[Web page and app entries]
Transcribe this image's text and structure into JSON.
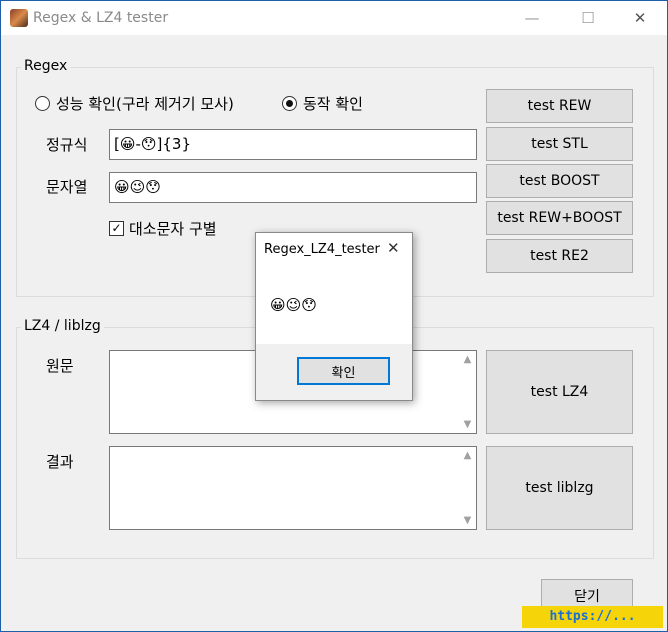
{
  "window": {
    "title": "Regex & LZ4 tester",
    "min_glyph": "—",
    "max_glyph": "☐",
    "close_glyph": "✕"
  },
  "regex": {
    "group_label": "Regex",
    "radio_perf": "성능 확인(구라 제거기 모사)",
    "radio_action": "동작 확인",
    "selected_radio": "동작 확인",
    "pattern_label": "정규식",
    "pattern_value": "[😀-😯]{3}",
    "string_label": "문자열",
    "string_value": "😀😉😯",
    "case_checkbox_label": "대소문자 구별",
    "case_checked": true,
    "buttons": [
      "test REW",
      "test STL",
      "test BOOST",
      "test REW+BOOST",
      "test RE2"
    ]
  },
  "lz4": {
    "group_label": "LZ4 / liblzg",
    "source_label": "원문",
    "result_label": "결과",
    "test_lz4": "test LZ4",
    "test_liblzg": "test liblzg"
  },
  "close_button": "닫기",
  "dialog": {
    "title": "Regex_LZ4_tester",
    "message": "😀😉😯",
    "ok": "확인"
  },
  "watermark": "https://..."
}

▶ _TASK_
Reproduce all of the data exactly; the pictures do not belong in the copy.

▶ _RESPONSE TO THE TASK_
Transcribe this image's text and structure into JSON.
{
  "window": {
    "title": "Regex & LZ4 tester",
    "min_glyph": "—",
    "max_glyph": "☐",
    "close_glyph": "✕"
  },
  "regex": {
    "group_label": "Regex",
    "radio_perf": "성능 확인(구라 제거기 모사)",
    "radio_action": "동작 확인",
    "selected_radio": "동작 확인",
    "pattern_label": "정규식",
    "pattern_value": "[😀-😯]{3}",
    "string_label": "문자열",
    "string_value": "😀😉😯",
    "case_checkbox_label": "대소문자 구별",
    "case_checked": true,
    "buttons": [
      "test REW",
      "test STL",
      "test BOOST",
      "test REW+BOOST",
      "test RE2"
    ]
  },
  "lz4": {
    "group_label": "LZ4 / liblzg",
    "source_label": "원문",
    "result_label": "결과",
    "test_lz4": "test LZ4",
    "test_liblzg": "test liblzg"
  },
  "close_button": "닫기",
  "dialog": {
    "title": "Regex_LZ4_tester",
    "message": "😀😉😯",
    "ok": "확인"
  },
  "watermark": "https://..."
}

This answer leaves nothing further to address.